Self-powered Redox Fuel Cell as Feasible Permeable Reactive Barrier for the Removal of Phenol

  • Binbin Yu
  • Wei Xu
  • Xu Yang
  • Huimin Zhang
  • Zheng Fan
  • Zucheng WuEmail author
Conference paper
Part of the Environmental Science and Engineering book series (ESE)


The development of convenient and effective permeable reactive barriers (PRBs) for groundwater remediation is of highly interest. Self-powered removal of phenol using a redox fuel cell as a feasible PRB reactor system was presented in this work. This system can employ Fe species in water with a high oxidation state Fe(III) acting as an oxidant in the cell, and Fe(III) can be easily regenerated by the oxidation of Fe(II) by oxygen. The results showed that the open circuit potential (OCP) was 0.39 V, and the maximum power density of the cell is 312 mW m−2 with the current density of 1669 mA m−2 in phenol-Fe(III) cell. Meanwhile, the degradation of phenol was observed. Furthermore, in order to test cell’s performance conveniently, phenol-Cr(VI) cell was assembled due to much toxic and highly oxidizing Cr(VI). The absolute removal amounts of Cr(VI) and phenol were 298 mg L−1 and 528 mg L−1, after ca. 60 h running, respectively. It is expected that the self-powered pollutants removal system could be a promising candidate for the application of PRBs in groundwater remediation.


Self-powered process Fuel cell reactor Anodic oxidation of phenol 


  1. 1.
    Yang Y (2010) Study on the risk classification methodology of groundwater pollution near landfill sites. Ecol Environ Sci 19(7):1704–1709Google Scholar
  2. 2.
    Obiri-Nyarko F (2014) An overview of permeable reactive barriers for in situ sustainable groundwater remediation. Chemosphere 111:243–259CrossRefGoogle Scholar
  3. 3.
    Virkutyte J (2002) Electrokinetic soil remediation - critical overview. Sci Total Environ 289:97–121CrossRefGoogle Scholar
  4. 4.
    Yeung AT (2006) Contaminant extractability by electrokinetics.

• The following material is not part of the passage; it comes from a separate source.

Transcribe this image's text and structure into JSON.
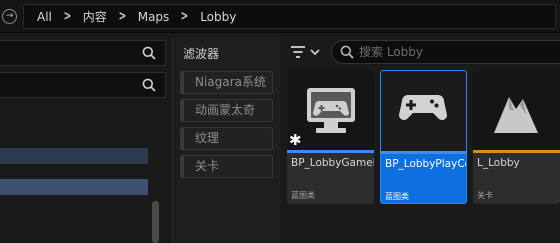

Environ Eng Sci 23(1):202–224CrossRefGoogle Scholar
  5. 5.
    Cong YQ (2005) Electrokinetic behaviour of chlorinated phenols in soil and their electrochemical degradation. Process Saf Environ Prot 83(B2):178–183CrossRefGoogle Scholar
  6. 6.
    Zhang H (2017) Simultaneous removal of phenol and dichromate from aqueous solution through a phenol-Cr(VI) coupled redox fuel cell reactor. Sep Purif Technol 172:152–157CrossRefGoogle Scholar
  7. 7.
    Fan Z (2016) Nano-nickel catalyst for the oxidation of bisphenol A to generate electricity via a fuel cell. Biointerface Res Appl Chem 6(6):1837–1841Google Scholar
  8. 8.
    Han ZY (2015) Pollutant identification and quality assessment of groundwater near municipal solid waste landfills in China. China Environ Sci 35(9):2843–2852Google Scholar

Copyright information

© Springer Nature Singapore Pte Ltd. 2019

Authors and Affiliations

  • Binbin Yu
    • 1
  • Wei Xu
    • 2
  • Xu Yang
    • 2
  • Huimin Zhang
    • 3
  • Zheng Fan
    • 2
  • Zucheng Wu
    • 2
    • 4
    Email author
  1. 1.College of Pharmaceutical and Chemical EngineeringTaizhou UniversityTaizhouChina
  2. 2.Department of Environmental EngineeringZhejiang UniversityHangzhouChina
  3. 3.Department of Environmental EngineeringEast China Jiaotong UniversityNanchangChina
  4. 4.MOE Key Laboratory of Soft Soils and Geoenvironmental EngineeringZhejiang UniversityHangzhouChina

Personalised recommendations